→ EXERCISE OBJECTIVE:
In the entries below, find each line with the word "JSON" and return it.

### MATERIAL SHOWN ###

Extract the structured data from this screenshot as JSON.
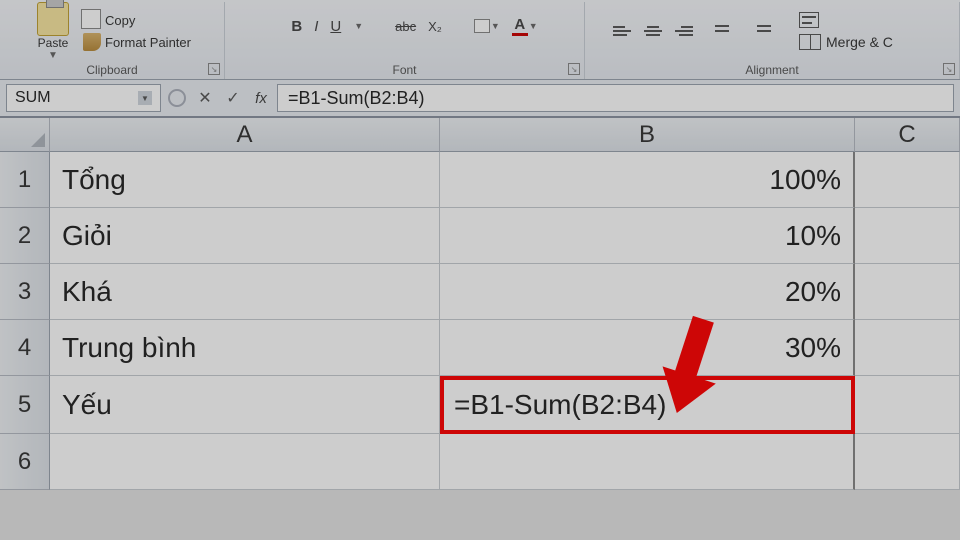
{
  "ribbon": {
    "clipboard": {
      "label": "Clipboard",
      "paste": "Paste",
      "copy": "Copy",
      "format_painter": "Format Painter"
    },
    "font": {
      "label": "Font",
      "bold": "B",
      "italic": "I",
      "underline": "U",
      "strike": "abc",
      "sub": "X₂",
      "color_letter": "A"
    },
    "alignment": {
      "label": "Alignment",
      "wrap": "Wrap Text",
      "merge": "Merge & C"
    }
  },
  "formula_bar": {
    "name_box": "SUM",
    "fx": "fx",
    "formula": "=B1-Sum(B2:B4)"
  },
  "columns": {
    "A": "A",
    "B": "B",
    "C": "C"
  },
  "rows": {
    "1": {
      "num": "1",
      "A": "Tổng",
      "B": "100%"
    },
    "2": {
      "num": "2",
      "A": "Giỏi",
      "B": "10%"
    },
    "3": {
      "num": "3",
      "A": "Khá",
      "B": "20%"
    },
    "4": {
      "num": "4",
      "A": "Trung bình",
      "B": "30%"
    },
    "5": {
      "num": "5",
      "A": "Yếu",
      "B": "=B1-Sum(B2:B4)"
    },
    "6": {
      "num": "6",
      "A": "",
      "B": ""
    }
  }
}
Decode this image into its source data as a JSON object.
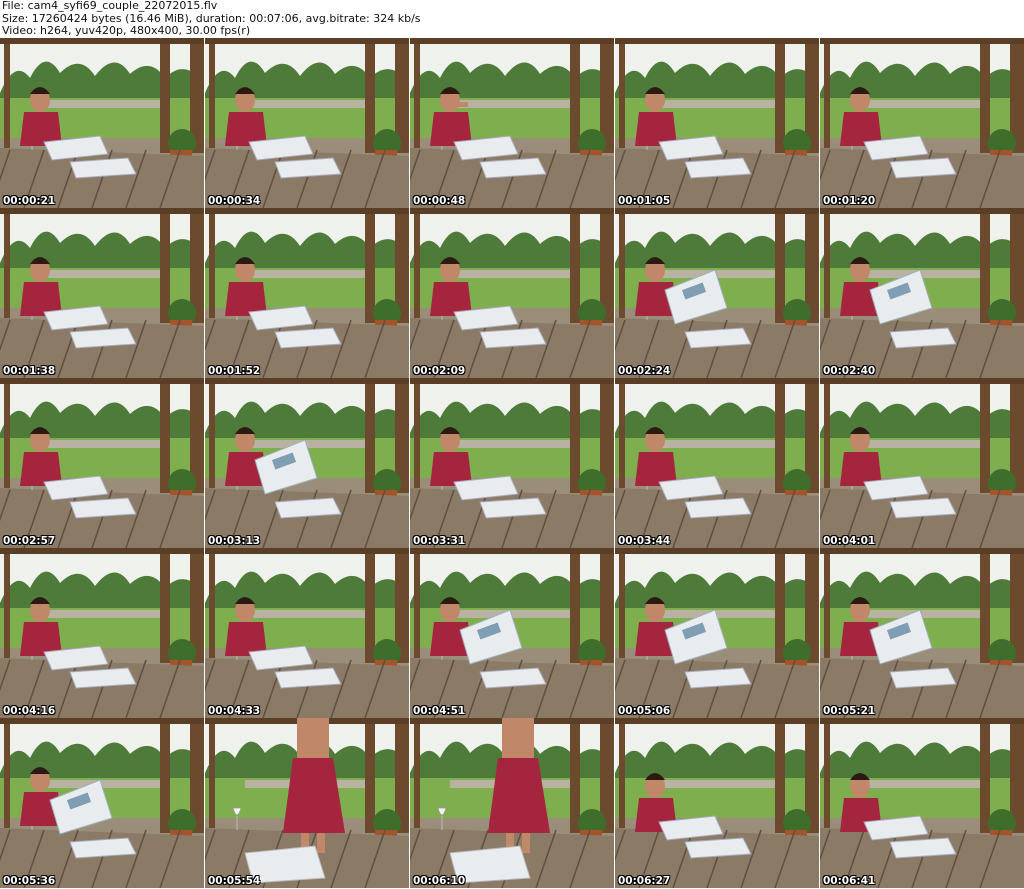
{
  "header": {
    "file_line": "File: cam4_syfi69_couple_22072015.flv",
    "size_line": "Size: 17260424 bytes (16.46 MiB), duration: 00:07:06, avg.bitrate: 324 kb/s",
    "video_line": "Video: h264, yuv420p, 480x400, 30.00 fps(r)"
  },
  "colors": {
    "sky": "#eef1ec",
    "trees": "#4e7a3a",
    "grass": "#7fae4e",
    "table": "#8a7a66",
    "table_dark": "#5e5040",
    "post": "#6b4a2e",
    "dress": "#a5243e",
    "skin": "#c08868",
    "hair": "#2a1a12",
    "paper": "#e8ecee"
  },
  "thumbnails": [
    {
      "time": "00:00:21",
      "scene": "read"
    },
    {
      "time": "00:00:34",
      "scene": "read"
    },
    {
      "time": "00:00:48",
      "scene": "drink"
    },
    {
      "time": "00:01:05",
      "scene": "read"
    },
    {
      "time": "00:01:20",
      "scene": "read"
    },
    {
      "time": "00:01:38",
      "scene": "read"
    },
    {
      "time": "00:01:52",
      "scene": "read"
    },
    {
      "time": "00:02:09",
      "scene": "read"
    },
    {
      "time": "00:02:24",
      "scene": "bigpaper"
    },
    {
      "time": "00:02:40",
      "scene": "bigpaper"
    },
    {
      "time": "00:02:57",
      "scene": "read"
    },
    {
      "time": "00:03:13",
      "scene": "bigpaper"
    },
    {
      "time": "00:03:31",
      "scene": "read"
    },
    {
      "time": "00:03:44",
      "scene": "read"
    },
    {
      "time": "00:04:01",
      "scene": "read"
    },
    {
      "time": "00:04:16",
      "scene": "read"
    },
    {
      "time": "00:04:33",
      "scene": "read"
    },
    {
      "time": "00:04:51",
      "scene": "bigpaper"
    },
    {
      "time": "00:05:06",
      "scene": "bigpaper"
    },
    {
      "time": "00:05:21",
      "scene": "bigpaper"
    },
    {
      "time": "00:05:36",
      "scene": "bigpaper"
    },
    {
      "time": "00:05:54",
      "scene": "standing"
    },
    {
      "time": "00:06:10",
      "scene": "standing"
    },
    {
      "time": "00:06:27",
      "scene": "seated"
    },
    {
      "time": "00:06:41",
      "scene": "seated"
    }
  ]
}
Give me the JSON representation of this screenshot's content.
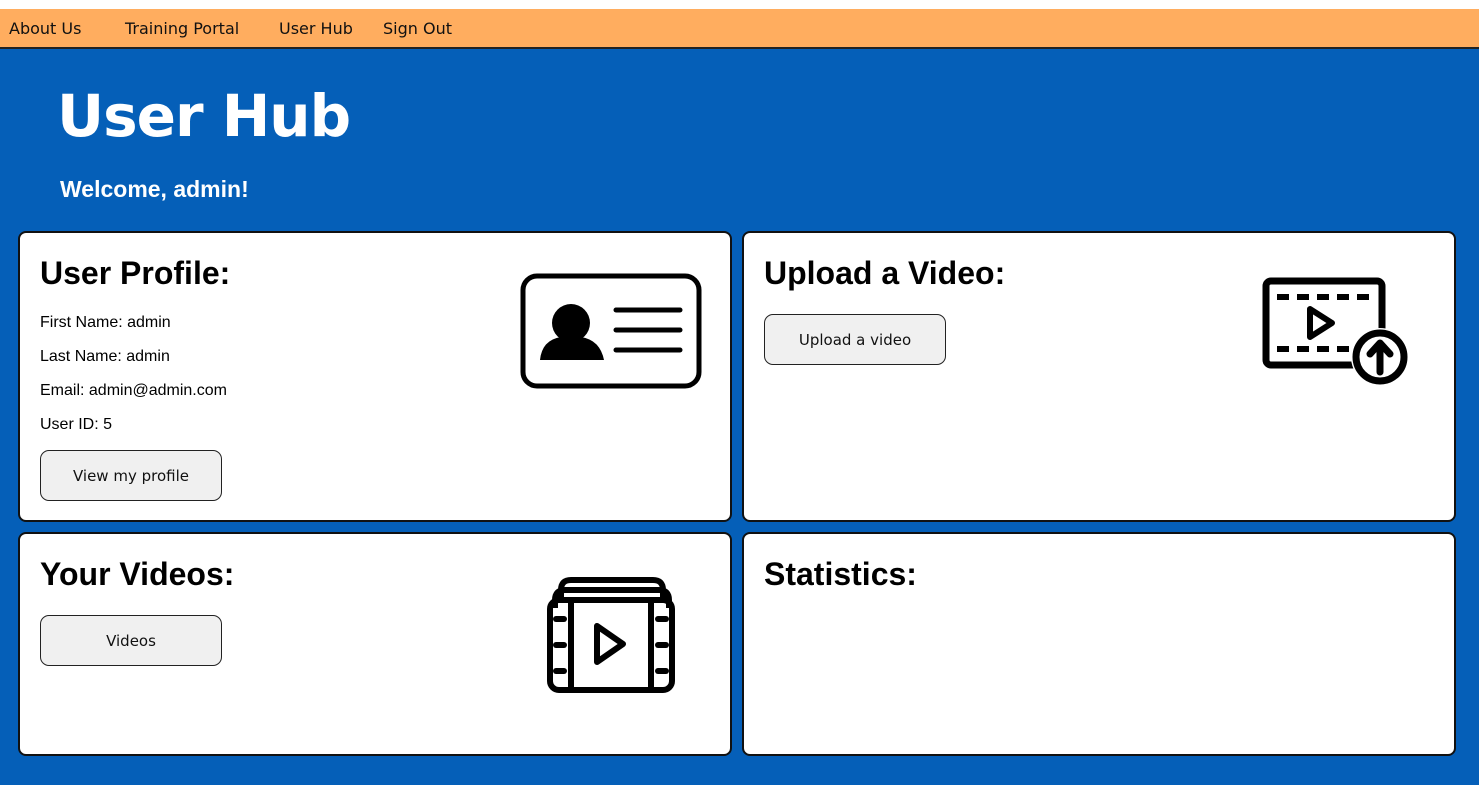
{
  "nav": {
    "items": [
      {
        "label": "About Us"
      },
      {
        "label": "Training Portal"
      },
      {
        "label": "User Hub"
      },
      {
        "label": "Sign Out"
      }
    ]
  },
  "header": {
    "title": "User Hub",
    "welcome": "Welcome, admin!"
  },
  "profile_card": {
    "title": "User Profile:",
    "first_name": "First Name: admin",
    "last_name": "Last Name: admin",
    "email": "Email: admin@admin.com",
    "user_id": "User ID: 5",
    "button_label": "View my profile",
    "icon": "id-card-icon"
  },
  "upload_card": {
    "title": "Upload a Video:",
    "button_label": "Upload a video",
    "icon": "video-upload-icon"
  },
  "videos_card": {
    "title": "Your Videos:",
    "button_label": "Videos",
    "icon": "video-library-icon"
  },
  "stats_card": {
    "title": "Statistics:"
  },
  "colors": {
    "nav_background": "#ffad5f",
    "page_background": "#055fb8",
    "card_background": "#ffffff",
    "button_background": "#f0f0f0"
  }
}
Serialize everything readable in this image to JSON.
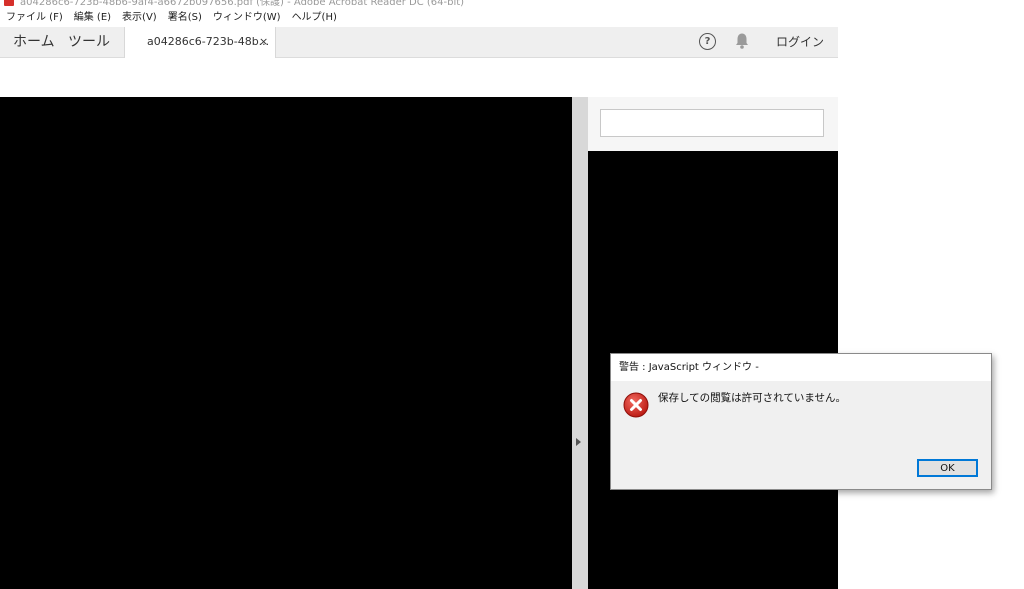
{
  "window": {
    "title": "a04286c6-723b-48b6-9af4-a6672b097656.pdf (保護) - Adobe Acrobat Reader DC (64-bit)"
  },
  "menu": {
    "items": [
      "ファイル (F)",
      "編集 (E)",
      "表示(V)",
      "署名(S)",
      "ウィンドウ(W)",
      "ヘルプ(H)"
    ]
  },
  "tabs": {
    "home": "ホーム",
    "tools": "ツール",
    "document": "a04286c6-723b-48b...",
    "close": "×"
  },
  "header": {
    "help_icon": "?",
    "login": "ログイン"
  },
  "search": {
    "value": "",
    "placeholder": ""
  },
  "dialog": {
    "title": "警告 : JavaScript ウィンドウ -",
    "message": "保存しての閲覧は許可されていません。",
    "ok": "OK"
  },
  "icons": {
    "app": "acrobat-icon",
    "help": "help-icon",
    "notifications": "bell-icon",
    "error": "error-icon",
    "collapse": "collapse-arrow-icon"
  },
  "colors": {
    "acrobat_red": "#d6302b",
    "error_red": "#c8211e",
    "focus_blue": "#0078d7"
  }
}
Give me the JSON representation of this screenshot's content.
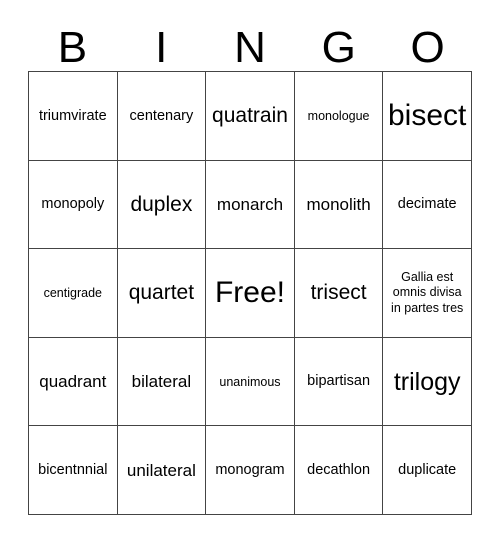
{
  "card": {
    "header_letters": [
      "B",
      "I",
      "N",
      "G",
      "O"
    ],
    "columns": 5,
    "rows": 5,
    "free_space_label": "Free!",
    "border_color": "#444444",
    "background_color": "#ffffff",
    "text_color": "#000000",
    "rows_data": [
      [
        {
          "text": "triumvirate",
          "size": "fs-s"
        },
        {
          "text": "centenary",
          "size": "fs-s"
        },
        {
          "text": "quatrain",
          "size": "fs-l"
        },
        {
          "text": "monologue",
          "size": "fs-xs"
        },
        {
          "text": "bisect",
          "size": "fs-xxl"
        }
      ],
      [
        {
          "text": "monopoly",
          "size": "fs-s"
        },
        {
          "text": "duplex",
          "size": "fs-l"
        },
        {
          "text": "monarch",
          "size": "fs-m"
        },
        {
          "text": "monolith",
          "size": "fs-m"
        },
        {
          "text": "decimate",
          "size": "fs-s"
        }
      ],
      [
        {
          "text": "centigrade",
          "size": "fs-xs"
        },
        {
          "text": "quartet",
          "size": "fs-l"
        },
        {
          "text": "Free!",
          "size": "fs-free"
        },
        {
          "text": "trisect",
          "size": "fs-l"
        },
        {
          "text": "Gallia est omnis divisa in partes tres",
          "size": "multiline"
        }
      ],
      [
        {
          "text": "quadrant",
          "size": "fs-m"
        },
        {
          "text": "bilateral",
          "size": "fs-m"
        },
        {
          "text": "unanimous",
          "size": "fs-xs"
        },
        {
          "text": "bipartisan",
          "size": "fs-s"
        },
        {
          "text": "trilogy",
          "size": "fs-xl"
        }
      ],
      [
        {
          "text": "bicentnnial",
          "size": "fs-s"
        },
        {
          "text": "unilateral",
          "size": "fs-m"
        },
        {
          "text": "monogram",
          "size": "fs-s"
        },
        {
          "text": "decathlon",
          "size": "fs-s"
        },
        {
          "text": "duplicate",
          "size": "fs-s"
        }
      ]
    ]
  }
}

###

→ EXERCISE RESULT:
Extract the structured data from this screenshot as JSON.
Decode this image into its source data as a JSON object.
Give me the JSON representation of this screenshot's content.
Serialize everything readable in this image to JSON.
Give me the JSON representation of this screenshot's content.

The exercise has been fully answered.